Ebco Industries Ltd. has a long and venerable tradition of meeting manufacturing and technological challenges that few other companies in the world are willing — or capable — of tackling.
Based in Richmond, British Columbia on Canada’s West Coast,Ebco boasts 27,900 square metres of manufacturing floor space that is filled to capacity with massive pieces of machinery that some might liken to the engines in a Star Destroyer — the imperial ships of the fictional Star Wars universe.A family run-business since 1956, Ebco is led by CEO and PresidentRichard Eppich and chaired by family patriarch Helmut Eppich. In the past six decades, Ebco has been the go-to company for monumental manufacturing challenges for a variety of sectors and industries that include mining, nuclear energy, defence, pulp and paper, oil and gas and aerospace. “We provide a one-stop operation for our customers, serving small companies as well as world-class suppliers of equipment and machinery,” says Richard.
Getting Things Right the First Time
Corporate behemoths, from Boeing to the U.S. Air Force, have commissioned Ebcoto apply its famed ingenuity and skill to unique manufacturing projects. These have included hydraulic lifts that enabled Boeing to hoist aircraft wings up to a plane’s fuselage, where they were bolted on; and manufacturing of large melt chambers for Retech Systems, a global leader in the supply of metallurgical process equipment for melting, reefing and casting of refracting metals like titanium & titanium alloys. In the past years, Ebco created the launch platform for the U.S. Air Force’s intercontinental ballistic MX Missile as well as manufactured key components for the International Space Station, a habitable artificial satellite located in low Earth orbit.
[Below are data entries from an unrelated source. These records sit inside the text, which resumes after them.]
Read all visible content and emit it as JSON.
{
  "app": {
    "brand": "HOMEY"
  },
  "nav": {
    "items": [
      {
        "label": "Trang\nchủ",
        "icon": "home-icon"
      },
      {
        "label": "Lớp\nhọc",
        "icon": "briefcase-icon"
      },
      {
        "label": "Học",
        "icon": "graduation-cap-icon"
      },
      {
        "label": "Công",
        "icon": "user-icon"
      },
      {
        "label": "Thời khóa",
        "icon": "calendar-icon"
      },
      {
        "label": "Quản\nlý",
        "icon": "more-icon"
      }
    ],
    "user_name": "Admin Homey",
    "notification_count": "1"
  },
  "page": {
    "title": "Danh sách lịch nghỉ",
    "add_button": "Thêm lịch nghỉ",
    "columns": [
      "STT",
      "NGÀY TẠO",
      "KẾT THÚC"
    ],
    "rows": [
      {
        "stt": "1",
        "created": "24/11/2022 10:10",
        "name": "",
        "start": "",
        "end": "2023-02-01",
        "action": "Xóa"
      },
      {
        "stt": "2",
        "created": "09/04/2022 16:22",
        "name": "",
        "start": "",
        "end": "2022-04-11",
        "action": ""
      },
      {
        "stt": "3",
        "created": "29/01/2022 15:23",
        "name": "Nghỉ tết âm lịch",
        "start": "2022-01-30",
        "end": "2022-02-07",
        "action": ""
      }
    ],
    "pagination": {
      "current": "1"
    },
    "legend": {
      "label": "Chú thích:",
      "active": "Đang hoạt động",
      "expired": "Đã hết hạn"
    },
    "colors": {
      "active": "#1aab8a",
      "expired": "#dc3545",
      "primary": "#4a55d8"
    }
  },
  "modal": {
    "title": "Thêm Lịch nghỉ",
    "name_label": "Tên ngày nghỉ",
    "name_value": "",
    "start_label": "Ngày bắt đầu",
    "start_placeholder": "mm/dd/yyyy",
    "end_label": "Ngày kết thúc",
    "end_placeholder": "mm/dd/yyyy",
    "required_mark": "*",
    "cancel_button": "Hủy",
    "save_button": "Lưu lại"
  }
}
The company also built the massive tunnel borers, or giant drills, that were used to chew through rock to create the Chunnel linking France and the United Kingdom. “Creating a new technology is always risky and as we don’t have the deep pockets of financial resources — as do some of our major competitors — we need to ensure that we get things right the first time,” says Richard. “We are not intimidated by technological difficulties or challenging and obscure products,” Richard adds.
Highly Renowed Innovations
Ebco is held in high regard by corporate clients and is especially renowned for creating cyclotrons through its sister company, Advanced Cyclotron Systems Inc. (ACSI), located on the same manufacturing site in Richmond. ACSI cyclotrons are internationally recognized for their leading edge technology which was acquired by the Eppich family from TRIUMF, Canada’s national laboratory for particle and nuclear physics and accelerator-based science. ACSI’s cyclotrons are installed in national Research Organizations as well as several internationally known hospitals all over the world.
More recently, ACSI developed a cyclotron specifically designed to optimize the production of technetium-99m, a silvery, radio active metal called an isotope. Technetium-99m is integral to modern medicine. Radioactive for just a short period of time, it can be injected into the human body to provide an unparalleled look at the human body’s inner workings in order to diagnose diseases like cancer or heart disease or internal injury.The machines detecting these images are commonly known by their acronyms: PET, or positron emission tomography, and SPECT, single photon emission computed tomography. What makes the cyclotron so important for such scans (an estimated 20 million are performed annually around the world), is that they provide an alternative to conventional sources of technetium-99m, which are currently produced in nuclear reactors.
Most of the world’s nuclear reactors are reaching the end of their lives and governments are grappling with whether to replace these billion-dollar facilities, which are unpopular among some members of the public and environmental groups due to potential radiation leaks. By comparison, Ebco’s cyclotrons — averaging less than $10 million each —are turn-key, safe and easily installed in medical facilities.
Overcoming the Enormous Challenges
The founders of a technologically advanced company like Ebco would — you might think — have come from the world of academia and hold advanced engineering and physics degrees. This is not the case with Ebco founder Helmut, who was born in eastern Europe in what is now Slovenia before the Second World War, nor is it the case forEbco’s CEO Richard. Helmut’s family survived the Second World War and afterwards, he trained as a young man with a tool and die maker in Germany. When Helmut immigrated to Canada in 1954, like many immigrants, he had virtually no money or resources to his name: just a suit, a small suitcase, Old World manufacturing skills and a determination born of great hardships. Such resolve helped Helmut overcome enormous challenges over the ensuing years as he grew his own modest tool and die shop into the go-to source for extraordinary technological inventions.
Such ingenuity is carrying Ebco into new fields, including industrial robotics and advanced composites. “We know there will be great challenges ahead but the satisfaction we get from creating positive and new innovations that make the world a little better enables Ebco to have the energy and stamina to propel ourselves forward,” Richard says.